Dr. Elizabeth A. Clark
In the mid-1970s, I decided I needed to develop a better writing style. Yes, I had written many term papers and a dissertation, but I had been out of graduate school for ten years and had not published anything--a situation that, in today’s academic market, would have gotten me fired. How to improve my writing? I decided to read the “great authors,” noting how they constructed their sentences and paragraphs. To whom did I turn? To Henry James, a counter-intuitive choice for someone who aimed to write on late ancient Christianity.
I was recently reminded of the folly of my choice was when I noted an analysis of James’s Autobiographies by New York Times reviewer, Dwight Garner: “He stacked clause upon clause in their [the late novels’] sentences, constructing towering and often opaque chains of thought and feeling. These books don’t merely abstain from American simplicity; they poke it in the sternum.” (Garner here refers to James’s claim, “I hate American simplicity. I glory in the piling up of complications of every sort.”)
Why I imagined that an author who reveled in “often opaque chains of thought and feeling” would enable me to interpret better Augustine and John Chrysostom remains a mystery. But I set out to conquer Portrait of a Lady and went on to most of James’s other novels. They did, I admit, make me notice language. Today, I rather advise students to read The New Yorker to sample excellent style (despite that magazine’s peculiarity with commas).
There probably was an added benefit to reading Portrait of a Lady when I did. Like many young women with intellectual pretensions who had grown up in the 1950’s, I dreamed of meeting “the great man,” who would be beyond all others in intellect, scholarly acumen, and “culture.” Isabel Archer showed all too painfully the unhappy result of her infatuation with Gilbert Osmond. As my reading program went on to George Eliot, I encountered Dorothea Brooke of Middlemarch, similarly disillusioned. I hope that my female students today, while not losing romantic idealism, take a more pragmatic approach to organizing their lives!

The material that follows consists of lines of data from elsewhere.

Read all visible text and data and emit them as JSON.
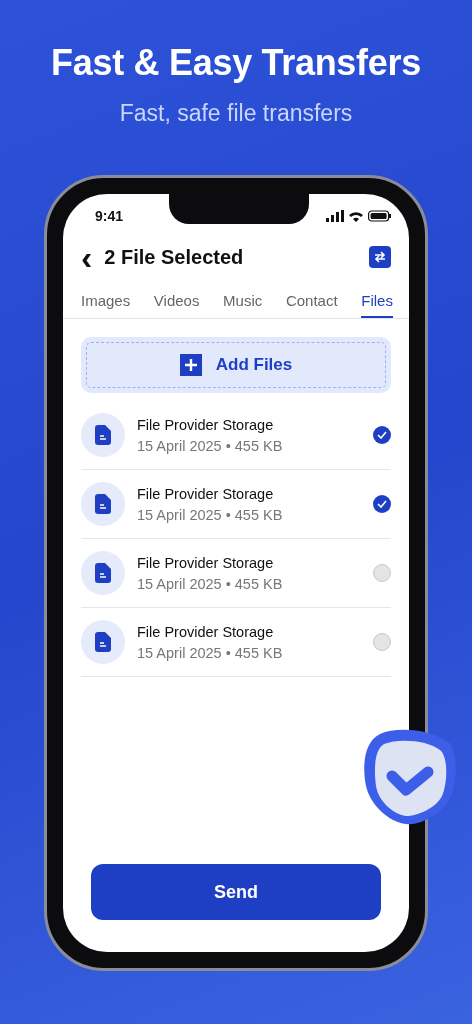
{
  "headline": "Fast & Easy Transfers",
  "subtitle": "Fast, safe file transfers",
  "status_bar": {
    "time": "9:41"
  },
  "header": {
    "back": "‹",
    "title": "2 File Selected"
  },
  "tabs": [
    {
      "label": "Images",
      "selected": false
    },
    {
      "label": "Videos",
      "selected": false
    },
    {
      "label": "Music",
      "selected": false
    },
    {
      "label": "Contact",
      "selected": false
    },
    {
      "label": "Files",
      "selected": true
    }
  ],
  "add_button": {
    "label": "Add Files"
  },
  "files": [
    {
      "name": "File Provider Storage",
      "meta": "15 April 2025 • 455 KB",
      "checked": true
    },
    {
      "name": "File Provider Storage",
      "meta": "15 April 2025 • 455 KB",
      "checked": true
    },
    {
      "name": "File Provider Storage",
      "meta": "15 April 2025 • 455 KB",
      "checked": false
    },
    {
      "name": "File Provider Storage",
      "meta": "15 April 2025 • 455 KB",
      "checked": false
    }
  ],
  "send_button": {
    "label": "Send"
  }
}
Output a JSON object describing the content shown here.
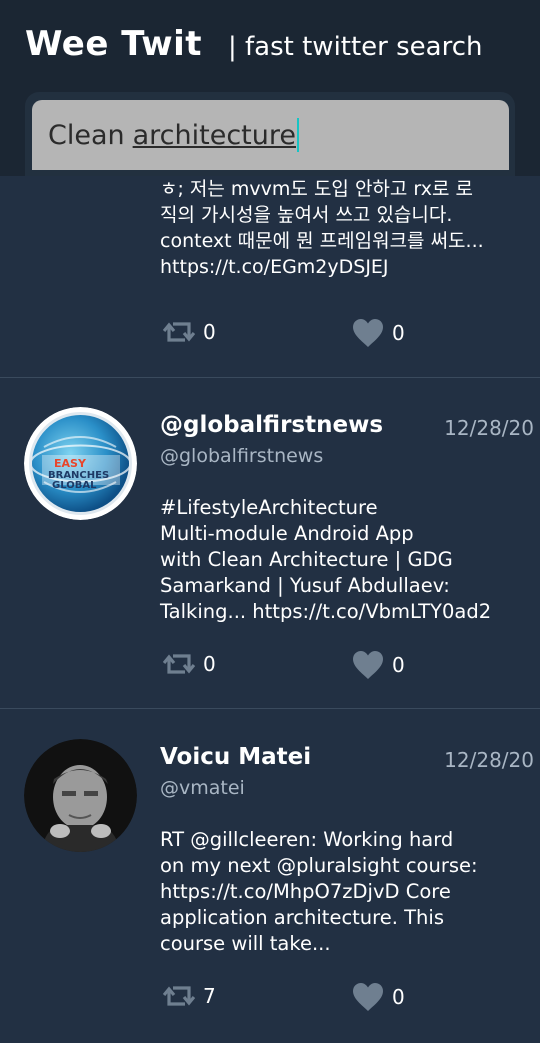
{
  "header": {
    "title": "Wee Twit",
    "subtitle": "| fast twitter search"
  },
  "search": {
    "value_prefix": "Clean",
    "value_underlined": "architecture"
  },
  "tweets": [
    {
      "text": "ㅎ; 저는 mvvm도 도입 안하고 rx로 로\n직의 가시성을 높여서 쓰고 있습니다.\ncontext 때문에 뭔 프레임워크를 써도...\nhttps://t.co/EGm2yDSJEJ",
      "retweets": "0",
      "likes": "0"
    },
    {
      "name": "@globalfirstnews",
      "handle": "@globalfirstnews",
      "date": "12/28/20",
      "text": "#LifestyleArchitecture\nMulti-module Android App\nwith Clean Architecture | GDG\nSamarkand | Yusuf Abdullaev:\nTalking... https://t.co/VbmLTY0ad2",
      "retweets": "0",
      "likes": "0",
      "avatar_logo": "EASY BRANCHES GLOBAL"
    },
    {
      "name": "Voicu Matei",
      "handle": "@vmatei",
      "date": "12/28/20",
      "text": "RT @gillcleeren: Working hard\non my next @pluralsight course:\nhttps://t.co/MhpO7zDjvD Core\napplication architecture. This\ncourse will take...",
      "retweets": "7",
      "likes": "0"
    }
  ],
  "icons": {
    "retweet": "retweet-icon",
    "like": "heart-icon"
  },
  "colors": {
    "background": "#223043",
    "header": "#1b2633",
    "search_field": "#b5b5b5",
    "caret": "#17c4c4",
    "muted_text": "#a9b6c4",
    "icon": "#6f7f90"
  }
}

Elizabeth A. Clark is the John Carlisle Kilgo Professor of Religion, Emerita at Duke University.
Dr. Tal Ilan
Even though I am a scholar and historian who writes non-fiction, I have always been much more deeply influenced by works of fiction. I am a sucker for romance (Jane Austin) and historical novels (Robert Graves), but I was stunned when I discovered Terry Pratchett’s fantasy Discworld novels—above all his magnum opus “Small Gods.” This book portrayed a world that looks like a disc situated on the backs of four elephants standing on the back of the great turtle Atuin, which got me thinking about our world and our discipline.
In the discworld there are many gods—and monotheism is a possibility not yet realized and certainly not yet dominating the world—but there is religious intolerance and an inquisition where “there are hardly any excesses of the most crazed psychopath that cannot easily be duplicated by a normal kindly family man who just comes in to work every day and has a job to do.” I think Pratchett's description of democracy speaks for itself:
Every man should have the vote (provided that he wasn't poor, foreign, nor disqualified by reason of being mad, frivolous, or a woman). Every five years someone was elected to be Tyrant, provided he could prove that he was honest, intelligent, sensible, and trustworthy. Immediately after he was elected, of course, it was obvious to everyone that he was a criminal madman and totally out of touch … And then five years later they elected another one just like him, and really it was amazing how intelligent people kept on making the same mistakes.
Dr. Tal Ilan is Professor of Jewish studies at the Free University, Berlin (Germany).